#### ACTION ITEM:
Copy the records word for word. Pictures do not go in.

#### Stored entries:

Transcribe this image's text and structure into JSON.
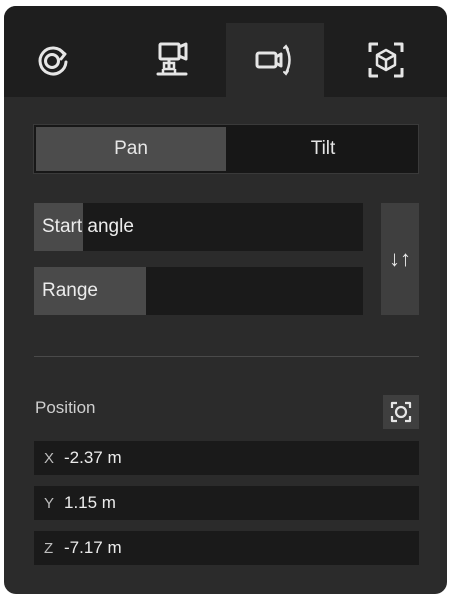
{
  "tabs": [
    {
      "icon": "rotate-camera-icon",
      "active": false
    },
    {
      "icon": "camera-mount-icon",
      "active": false
    },
    {
      "icon": "camera-pan-icon",
      "active": true
    },
    {
      "icon": "cube-focus-icon",
      "active": false
    }
  ],
  "mode_toggle": {
    "options": [
      "Pan",
      "Tilt"
    ],
    "selected": "Pan"
  },
  "sliders": {
    "start_angle": {
      "label": "Start angle",
      "fill_fraction": 0.15
    },
    "range": {
      "label": "Range",
      "fill_fraction": 0.34
    }
  },
  "swap_button": {
    "icon": "swap-arrows-icon",
    "glyph": "↓↑"
  },
  "position": {
    "title": "Position",
    "focus_icon": "focus-target-icon",
    "coords": [
      {
        "axis": "X",
        "value": "-2.37 m"
      },
      {
        "axis": "Y",
        "value": "1.15 m"
      },
      {
        "axis": "Z",
        "value": "-7.17 m"
      }
    ]
  },
  "colors": {
    "panel": "#2b2b2b",
    "tabbar": "#1e1e1e",
    "field": "#1a1a1a",
    "fill": "#4a4a4a",
    "text": "#ececec"
  }
}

#### ANSWER AREA:
Transcribe this image's text and structure into JSON.
{
  "tabs": [
    {
      "icon": "rotate-camera-icon",
      "active": false
    },
    {
      "icon": "camera-mount-icon",
      "active": false
    },
    {
      "icon": "camera-pan-icon",
      "active": true
    },
    {
      "icon": "cube-focus-icon",
      "active": false
    }
  ],
  "mode_toggle": {
    "options": [
      "Pan",
      "Tilt"
    ],
    "selected": "Pan"
  },
  "sliders": {
    "start_angle": {
      "label": "Start angle",
      "fill_fraction": 0.15
    },
    "range": {
      "label": "Range",
      "fill_fraction": 0.34
    }
  },
  "swap_button": {
    "icon": "swap-arrows-icon",
    "glyph": "↓↑"
  },
  "position": {
    "title": "Position",
    "focus_icon": "focus-target-icon",
    "coords": [
      {
        "axis": "X",
        "value": "-2.37 m"
      },
      {
        "axis": "Y",
        "value": "1.15 m"
      },
      {
        "axis": "Z",
        "value": "-7.17 m"
      }
    ]
  },
  "colors": {
    "panel": "#2b2b2b",
    "tabbar": "#1e1e1e",
    "field": "#1a1a1a",
    "fill": "#4a4a4a",
    "text": "#ececec"
  }
}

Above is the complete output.